What to produce: Return the lines below that carry the word "Procar".

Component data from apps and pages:
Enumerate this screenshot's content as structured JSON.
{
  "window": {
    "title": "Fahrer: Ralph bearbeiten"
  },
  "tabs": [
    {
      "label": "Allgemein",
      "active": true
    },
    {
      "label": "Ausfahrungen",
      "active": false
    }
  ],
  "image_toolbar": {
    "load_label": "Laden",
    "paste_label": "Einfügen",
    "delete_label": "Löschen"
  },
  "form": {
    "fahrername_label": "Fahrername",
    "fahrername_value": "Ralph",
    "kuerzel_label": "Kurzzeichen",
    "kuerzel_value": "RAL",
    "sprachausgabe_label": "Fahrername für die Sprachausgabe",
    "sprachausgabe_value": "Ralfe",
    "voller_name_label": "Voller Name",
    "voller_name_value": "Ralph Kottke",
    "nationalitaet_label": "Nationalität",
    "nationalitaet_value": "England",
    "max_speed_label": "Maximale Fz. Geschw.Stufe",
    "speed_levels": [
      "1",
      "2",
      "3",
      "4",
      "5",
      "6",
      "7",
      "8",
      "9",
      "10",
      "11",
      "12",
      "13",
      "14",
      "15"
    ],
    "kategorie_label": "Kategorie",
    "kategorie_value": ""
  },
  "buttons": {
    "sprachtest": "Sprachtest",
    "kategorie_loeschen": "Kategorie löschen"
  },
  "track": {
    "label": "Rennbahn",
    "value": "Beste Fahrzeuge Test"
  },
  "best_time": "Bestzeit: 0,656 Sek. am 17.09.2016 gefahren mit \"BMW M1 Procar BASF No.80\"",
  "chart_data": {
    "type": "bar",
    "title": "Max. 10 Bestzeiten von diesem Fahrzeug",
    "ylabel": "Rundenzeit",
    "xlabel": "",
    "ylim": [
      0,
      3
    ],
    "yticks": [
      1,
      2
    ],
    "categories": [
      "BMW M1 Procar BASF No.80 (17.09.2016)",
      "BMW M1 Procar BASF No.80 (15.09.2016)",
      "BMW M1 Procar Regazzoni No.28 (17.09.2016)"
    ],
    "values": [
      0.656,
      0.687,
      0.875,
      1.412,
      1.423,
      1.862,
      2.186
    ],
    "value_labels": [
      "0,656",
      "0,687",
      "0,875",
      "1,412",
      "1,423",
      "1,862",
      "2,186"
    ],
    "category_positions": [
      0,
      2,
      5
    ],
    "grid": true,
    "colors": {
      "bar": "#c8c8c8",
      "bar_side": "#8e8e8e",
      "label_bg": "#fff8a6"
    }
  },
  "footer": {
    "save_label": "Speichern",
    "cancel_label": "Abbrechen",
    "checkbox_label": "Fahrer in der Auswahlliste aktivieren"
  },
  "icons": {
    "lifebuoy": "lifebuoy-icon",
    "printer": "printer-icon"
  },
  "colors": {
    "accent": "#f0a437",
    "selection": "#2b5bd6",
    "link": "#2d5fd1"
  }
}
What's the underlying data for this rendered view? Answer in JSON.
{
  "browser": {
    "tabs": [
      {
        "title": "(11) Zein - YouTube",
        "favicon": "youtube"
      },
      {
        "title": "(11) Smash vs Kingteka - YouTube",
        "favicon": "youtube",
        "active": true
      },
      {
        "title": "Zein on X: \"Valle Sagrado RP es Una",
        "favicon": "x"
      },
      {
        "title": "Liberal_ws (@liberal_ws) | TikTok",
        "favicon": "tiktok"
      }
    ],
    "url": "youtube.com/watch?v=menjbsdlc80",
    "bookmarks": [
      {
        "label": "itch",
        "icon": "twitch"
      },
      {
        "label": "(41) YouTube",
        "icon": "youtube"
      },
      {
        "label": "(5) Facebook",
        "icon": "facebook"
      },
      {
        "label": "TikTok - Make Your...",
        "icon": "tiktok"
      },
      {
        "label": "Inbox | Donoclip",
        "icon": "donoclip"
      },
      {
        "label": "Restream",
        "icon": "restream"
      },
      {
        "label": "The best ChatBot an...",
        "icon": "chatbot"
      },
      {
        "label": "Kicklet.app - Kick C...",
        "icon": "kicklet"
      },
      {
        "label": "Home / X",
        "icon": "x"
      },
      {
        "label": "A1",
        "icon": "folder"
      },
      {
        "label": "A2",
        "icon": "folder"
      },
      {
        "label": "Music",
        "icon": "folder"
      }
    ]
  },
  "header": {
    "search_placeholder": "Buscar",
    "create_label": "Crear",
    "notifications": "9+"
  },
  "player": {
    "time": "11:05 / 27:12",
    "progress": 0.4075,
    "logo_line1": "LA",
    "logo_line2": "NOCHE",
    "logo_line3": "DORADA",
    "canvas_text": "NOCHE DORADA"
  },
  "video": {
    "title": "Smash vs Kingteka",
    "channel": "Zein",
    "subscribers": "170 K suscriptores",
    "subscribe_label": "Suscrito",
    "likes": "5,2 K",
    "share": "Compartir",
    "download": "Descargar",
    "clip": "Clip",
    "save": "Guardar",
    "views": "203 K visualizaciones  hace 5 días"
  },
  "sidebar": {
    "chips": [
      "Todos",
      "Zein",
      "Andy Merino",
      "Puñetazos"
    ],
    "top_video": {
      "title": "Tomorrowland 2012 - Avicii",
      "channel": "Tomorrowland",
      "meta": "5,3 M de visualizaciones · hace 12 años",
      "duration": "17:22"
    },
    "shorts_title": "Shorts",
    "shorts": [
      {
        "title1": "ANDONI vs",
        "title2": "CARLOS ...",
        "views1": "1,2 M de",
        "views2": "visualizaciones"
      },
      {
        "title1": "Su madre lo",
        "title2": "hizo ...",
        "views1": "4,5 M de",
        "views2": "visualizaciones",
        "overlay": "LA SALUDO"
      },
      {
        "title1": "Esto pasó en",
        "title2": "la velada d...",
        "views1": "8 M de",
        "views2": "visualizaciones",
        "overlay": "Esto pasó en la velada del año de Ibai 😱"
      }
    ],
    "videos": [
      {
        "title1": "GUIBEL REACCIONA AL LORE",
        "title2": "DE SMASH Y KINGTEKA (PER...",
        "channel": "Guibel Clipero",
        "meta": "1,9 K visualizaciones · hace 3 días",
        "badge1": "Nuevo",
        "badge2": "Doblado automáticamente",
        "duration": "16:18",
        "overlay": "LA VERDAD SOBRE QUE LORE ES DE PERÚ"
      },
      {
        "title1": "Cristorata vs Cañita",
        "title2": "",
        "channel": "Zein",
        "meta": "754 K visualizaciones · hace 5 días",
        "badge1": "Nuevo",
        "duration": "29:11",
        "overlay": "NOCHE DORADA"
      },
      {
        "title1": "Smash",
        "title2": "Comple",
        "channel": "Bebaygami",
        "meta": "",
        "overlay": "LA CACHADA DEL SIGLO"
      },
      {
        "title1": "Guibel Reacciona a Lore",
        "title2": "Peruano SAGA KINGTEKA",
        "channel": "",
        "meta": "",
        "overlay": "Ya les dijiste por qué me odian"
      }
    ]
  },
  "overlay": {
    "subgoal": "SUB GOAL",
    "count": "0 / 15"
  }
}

Output for this exercise:
  "best_time": "Bestzeit: 0,656 Sek. am 17.09.2016 gefahren mit \"BMW M1 Procar BASF No.80\"",
      "BMW M1 Procar BASF No.80 (17.09.2016)",
      "BMW M1 Procar BASF No.80 (15.09.2016)",
      "BMW M1 Procar Regazzoni No.28 (17.09.2016)"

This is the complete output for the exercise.